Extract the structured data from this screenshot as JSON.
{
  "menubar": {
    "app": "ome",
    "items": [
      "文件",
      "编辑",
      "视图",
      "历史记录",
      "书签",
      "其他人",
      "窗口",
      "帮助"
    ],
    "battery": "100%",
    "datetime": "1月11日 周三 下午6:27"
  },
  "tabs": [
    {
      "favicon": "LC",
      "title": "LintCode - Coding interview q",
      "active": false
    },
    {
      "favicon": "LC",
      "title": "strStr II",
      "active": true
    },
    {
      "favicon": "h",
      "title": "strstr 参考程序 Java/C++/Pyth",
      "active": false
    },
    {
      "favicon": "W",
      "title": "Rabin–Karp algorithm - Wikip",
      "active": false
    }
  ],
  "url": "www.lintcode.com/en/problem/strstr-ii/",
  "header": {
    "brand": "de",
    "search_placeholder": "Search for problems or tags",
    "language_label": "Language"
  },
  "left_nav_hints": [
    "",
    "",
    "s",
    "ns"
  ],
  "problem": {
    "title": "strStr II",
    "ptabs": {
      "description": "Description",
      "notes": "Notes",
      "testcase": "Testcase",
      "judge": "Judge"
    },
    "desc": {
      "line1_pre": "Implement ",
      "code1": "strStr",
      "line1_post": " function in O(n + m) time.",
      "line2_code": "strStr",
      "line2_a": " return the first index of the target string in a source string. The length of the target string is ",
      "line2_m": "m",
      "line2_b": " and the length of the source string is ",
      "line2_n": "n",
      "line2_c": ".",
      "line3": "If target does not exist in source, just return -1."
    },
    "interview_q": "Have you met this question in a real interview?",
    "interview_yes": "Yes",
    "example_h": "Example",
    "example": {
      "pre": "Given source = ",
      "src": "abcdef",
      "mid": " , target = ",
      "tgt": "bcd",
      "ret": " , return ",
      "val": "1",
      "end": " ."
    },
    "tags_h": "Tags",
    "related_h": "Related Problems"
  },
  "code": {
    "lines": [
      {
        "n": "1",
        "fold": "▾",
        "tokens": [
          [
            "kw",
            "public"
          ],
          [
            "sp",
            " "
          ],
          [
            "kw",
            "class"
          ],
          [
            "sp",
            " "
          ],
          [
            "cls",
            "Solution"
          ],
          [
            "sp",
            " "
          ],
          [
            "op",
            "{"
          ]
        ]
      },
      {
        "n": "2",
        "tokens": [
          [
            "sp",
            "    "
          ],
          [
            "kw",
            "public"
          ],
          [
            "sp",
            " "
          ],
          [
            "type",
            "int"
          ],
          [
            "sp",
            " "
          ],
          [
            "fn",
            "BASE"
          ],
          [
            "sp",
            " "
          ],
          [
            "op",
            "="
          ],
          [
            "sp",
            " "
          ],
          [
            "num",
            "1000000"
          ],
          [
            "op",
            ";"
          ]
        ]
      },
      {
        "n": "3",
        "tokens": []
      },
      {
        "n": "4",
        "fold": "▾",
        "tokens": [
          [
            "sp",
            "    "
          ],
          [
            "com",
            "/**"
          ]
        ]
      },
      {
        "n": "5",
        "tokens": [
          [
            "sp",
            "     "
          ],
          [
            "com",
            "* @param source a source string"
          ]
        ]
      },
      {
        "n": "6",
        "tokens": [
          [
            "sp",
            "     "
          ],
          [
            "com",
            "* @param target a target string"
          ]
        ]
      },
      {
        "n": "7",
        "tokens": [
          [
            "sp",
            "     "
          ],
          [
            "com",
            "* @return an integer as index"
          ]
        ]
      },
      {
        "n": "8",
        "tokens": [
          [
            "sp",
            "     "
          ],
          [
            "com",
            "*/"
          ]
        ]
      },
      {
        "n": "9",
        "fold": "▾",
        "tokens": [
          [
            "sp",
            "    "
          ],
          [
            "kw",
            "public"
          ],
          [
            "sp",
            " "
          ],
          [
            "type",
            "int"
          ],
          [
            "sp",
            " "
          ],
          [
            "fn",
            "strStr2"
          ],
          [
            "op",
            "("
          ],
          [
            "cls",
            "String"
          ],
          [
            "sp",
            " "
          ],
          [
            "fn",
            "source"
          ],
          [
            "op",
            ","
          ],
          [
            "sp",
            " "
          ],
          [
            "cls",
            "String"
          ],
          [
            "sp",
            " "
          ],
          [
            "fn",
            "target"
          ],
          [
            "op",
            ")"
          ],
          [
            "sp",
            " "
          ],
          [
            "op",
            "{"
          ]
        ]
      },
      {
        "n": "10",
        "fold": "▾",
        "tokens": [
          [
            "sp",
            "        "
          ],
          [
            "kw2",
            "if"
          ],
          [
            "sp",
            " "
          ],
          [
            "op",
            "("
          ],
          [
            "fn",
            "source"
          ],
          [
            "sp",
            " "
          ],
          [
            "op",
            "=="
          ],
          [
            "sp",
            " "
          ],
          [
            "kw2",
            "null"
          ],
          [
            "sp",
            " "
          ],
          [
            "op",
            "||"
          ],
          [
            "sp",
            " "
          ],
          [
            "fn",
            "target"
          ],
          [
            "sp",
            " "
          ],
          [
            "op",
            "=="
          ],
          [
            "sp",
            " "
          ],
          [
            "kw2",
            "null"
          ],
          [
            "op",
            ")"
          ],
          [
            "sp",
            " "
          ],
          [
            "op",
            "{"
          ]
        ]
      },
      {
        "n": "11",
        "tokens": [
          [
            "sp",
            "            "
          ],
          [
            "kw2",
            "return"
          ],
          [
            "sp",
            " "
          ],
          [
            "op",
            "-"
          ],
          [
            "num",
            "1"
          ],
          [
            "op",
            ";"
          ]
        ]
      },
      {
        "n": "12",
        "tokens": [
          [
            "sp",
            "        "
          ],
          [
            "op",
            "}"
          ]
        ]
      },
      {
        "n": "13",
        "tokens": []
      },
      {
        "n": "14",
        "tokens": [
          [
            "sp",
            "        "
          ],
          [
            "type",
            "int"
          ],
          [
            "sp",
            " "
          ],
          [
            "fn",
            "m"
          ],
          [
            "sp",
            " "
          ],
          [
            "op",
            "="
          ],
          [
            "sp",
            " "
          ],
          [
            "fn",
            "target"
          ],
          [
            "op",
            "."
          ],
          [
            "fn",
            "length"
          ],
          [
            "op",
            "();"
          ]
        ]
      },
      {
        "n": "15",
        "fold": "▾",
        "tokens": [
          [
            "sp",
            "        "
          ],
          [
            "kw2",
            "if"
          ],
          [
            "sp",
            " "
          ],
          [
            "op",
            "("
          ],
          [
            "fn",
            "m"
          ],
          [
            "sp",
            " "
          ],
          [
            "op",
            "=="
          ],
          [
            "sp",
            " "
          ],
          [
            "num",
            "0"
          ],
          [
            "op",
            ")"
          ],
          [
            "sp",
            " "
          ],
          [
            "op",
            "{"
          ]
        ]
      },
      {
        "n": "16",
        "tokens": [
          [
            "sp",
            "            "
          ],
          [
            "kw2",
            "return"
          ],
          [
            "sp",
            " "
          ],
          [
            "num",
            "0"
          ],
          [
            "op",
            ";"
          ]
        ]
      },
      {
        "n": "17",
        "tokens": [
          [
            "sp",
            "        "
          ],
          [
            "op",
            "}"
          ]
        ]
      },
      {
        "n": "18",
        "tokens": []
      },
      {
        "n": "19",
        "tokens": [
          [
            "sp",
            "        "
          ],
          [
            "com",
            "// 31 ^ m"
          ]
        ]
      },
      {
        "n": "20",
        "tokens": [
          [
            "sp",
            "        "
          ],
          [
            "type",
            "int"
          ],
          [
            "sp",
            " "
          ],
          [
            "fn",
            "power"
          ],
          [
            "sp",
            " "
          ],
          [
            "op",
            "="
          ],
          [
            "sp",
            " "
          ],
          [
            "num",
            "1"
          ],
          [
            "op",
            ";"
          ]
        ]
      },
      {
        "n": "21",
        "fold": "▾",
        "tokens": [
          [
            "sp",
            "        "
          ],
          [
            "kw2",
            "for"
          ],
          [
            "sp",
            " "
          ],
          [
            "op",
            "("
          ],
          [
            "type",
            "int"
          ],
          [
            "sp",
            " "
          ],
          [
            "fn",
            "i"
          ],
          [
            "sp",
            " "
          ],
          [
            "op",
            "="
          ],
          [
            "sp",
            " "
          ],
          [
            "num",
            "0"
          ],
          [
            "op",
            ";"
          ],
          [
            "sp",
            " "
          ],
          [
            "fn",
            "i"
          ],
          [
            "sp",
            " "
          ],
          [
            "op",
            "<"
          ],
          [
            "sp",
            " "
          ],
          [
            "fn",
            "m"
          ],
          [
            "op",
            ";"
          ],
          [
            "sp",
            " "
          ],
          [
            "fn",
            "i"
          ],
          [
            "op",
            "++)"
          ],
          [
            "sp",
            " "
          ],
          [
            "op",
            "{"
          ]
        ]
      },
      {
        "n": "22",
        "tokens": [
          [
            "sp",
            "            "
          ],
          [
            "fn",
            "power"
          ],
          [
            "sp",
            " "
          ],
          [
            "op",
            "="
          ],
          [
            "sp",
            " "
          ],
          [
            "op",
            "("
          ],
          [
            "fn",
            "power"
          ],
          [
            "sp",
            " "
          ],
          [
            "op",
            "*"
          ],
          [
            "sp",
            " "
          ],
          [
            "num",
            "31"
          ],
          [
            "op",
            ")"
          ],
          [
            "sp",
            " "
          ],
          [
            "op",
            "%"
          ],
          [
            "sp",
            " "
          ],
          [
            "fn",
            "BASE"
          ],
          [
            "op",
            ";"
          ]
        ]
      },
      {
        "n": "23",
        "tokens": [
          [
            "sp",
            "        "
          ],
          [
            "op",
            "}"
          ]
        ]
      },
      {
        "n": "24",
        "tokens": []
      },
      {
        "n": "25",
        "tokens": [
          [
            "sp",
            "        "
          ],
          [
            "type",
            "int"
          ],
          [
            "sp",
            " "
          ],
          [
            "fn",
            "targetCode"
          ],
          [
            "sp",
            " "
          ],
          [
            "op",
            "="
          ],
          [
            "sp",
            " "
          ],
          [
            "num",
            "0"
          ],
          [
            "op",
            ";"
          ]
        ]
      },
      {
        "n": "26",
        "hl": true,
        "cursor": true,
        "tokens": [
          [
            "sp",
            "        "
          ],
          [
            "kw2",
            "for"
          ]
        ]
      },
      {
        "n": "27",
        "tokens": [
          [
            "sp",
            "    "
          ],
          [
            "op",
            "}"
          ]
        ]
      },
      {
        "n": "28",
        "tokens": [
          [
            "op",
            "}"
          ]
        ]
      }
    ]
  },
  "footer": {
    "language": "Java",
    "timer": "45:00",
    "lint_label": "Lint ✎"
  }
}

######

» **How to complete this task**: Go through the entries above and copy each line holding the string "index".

» **Reply to the exercise**:
      "line2_a": " return the first index of the target string in a source string. The length of the target string is ",
            "* @return an integer as index"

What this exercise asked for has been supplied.